▶ [Problem to work on] Scan the lines below for the string "title" and report how many lines contain it, giving only the number.

[Provided entries Boundary: Start]

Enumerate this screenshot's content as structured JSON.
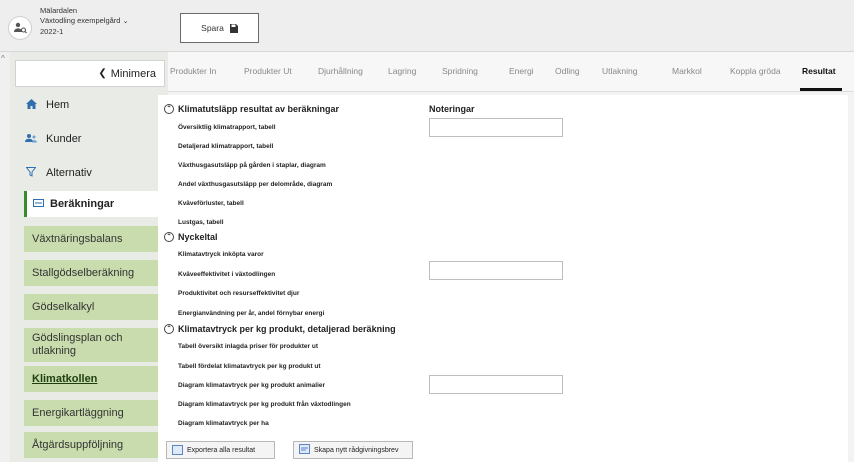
{
  "org": {
    "name": "Mälardalen",
    "farm": "Växtodling exempelgård",
    "year": "2022-1",
    "chevron": "⌄"
  },
  "toolbar": {
    "save_label": "Spara"
  },
  "sidebar": {
    "minimize_label": "Minimera",
    "items": [
      {
        "label": "Hem",
        "icon": "home-icon"
      },
      {
        "label": "Kunder",
        "icon": "users-icon"
      },
      {
        "label": "Alternativ",
        "icon": "filter-icon"
      },
      {
        "label": "Beräkningar",
        "icon": "calculator-icon"
      }
    ],
    "sub_items": [
      "Växtnäringsbalans",
      "Stallgödselberäkning",
      "Gödselkalkyl",
      "Gödslingsplan och utlakning",
      "Klimatkollen",
      "Energikartläggning",
      "Åtgärdsuppföljning"
    ]
  },
  "tabs": [
    "Produkter In",
    "Produkter Ut",
    "Djurhållning",
    "Lagring",
    "Spridning",
    "Energi",
    "Odling",
    "Utlakning",
    "Markkol",
    "Koppla gröda",
    "Resultat"
  ],
  "active_tab": "Resultat",
  "sections": [
    {
      "title": "Klimatutsläpp resultat av beräkningar",
      "items": [
        "Översiktlig klimatrapport, tabell",
        "Detaljerad klimatrapport, tabell",
        "Växthusgasutsläpp på gården i staplar, diagram",
        "Andel växthusgasutsläpp per delområde, diagram",
        "Kväveförluster, tabell",
        "Lustgas, tabell"
      ]
    },
    {
      "title": "Nyckeltal",
      "items": [
        "Klimatavtryck inköpta varor",
        "Kväveeffektivitet i växtodlingen",
        "Produktivitet och resurseffektivitet djur",
        "Energianvändning per år, andel förnybar energi"
      ]
    },
    {
      "title": "Klimatavtryck per kg produkt, detaljerad beräkning",
      "items": [
        "Tabell översikt inlagda priser för produkter ut",
        "Tabell fördelat klimatavtryck per kg produkt ut",
        "Diagram klimatavtryck per kg produkt animalier",
        "Diagram klimatavtryck per kg produkt från växtodlingen",
        "Diagram klimatavtryck per ha"
      ]
    }
  ],
  "notes": {
    "label": "Noteringar"
  },
  "actions": {
    "export_label": "Exportera alla resultat",
    "letter_label": "Skapa nytt rådgivningsbrev"
  },
  "colors": {
    "accent_green": "#3c8a2e",
    "sub_item_bg": "#c9dcad",
    "nav_icon_blue": "#2f6fb0"
  }
}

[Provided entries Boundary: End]

▶ [The answer] 3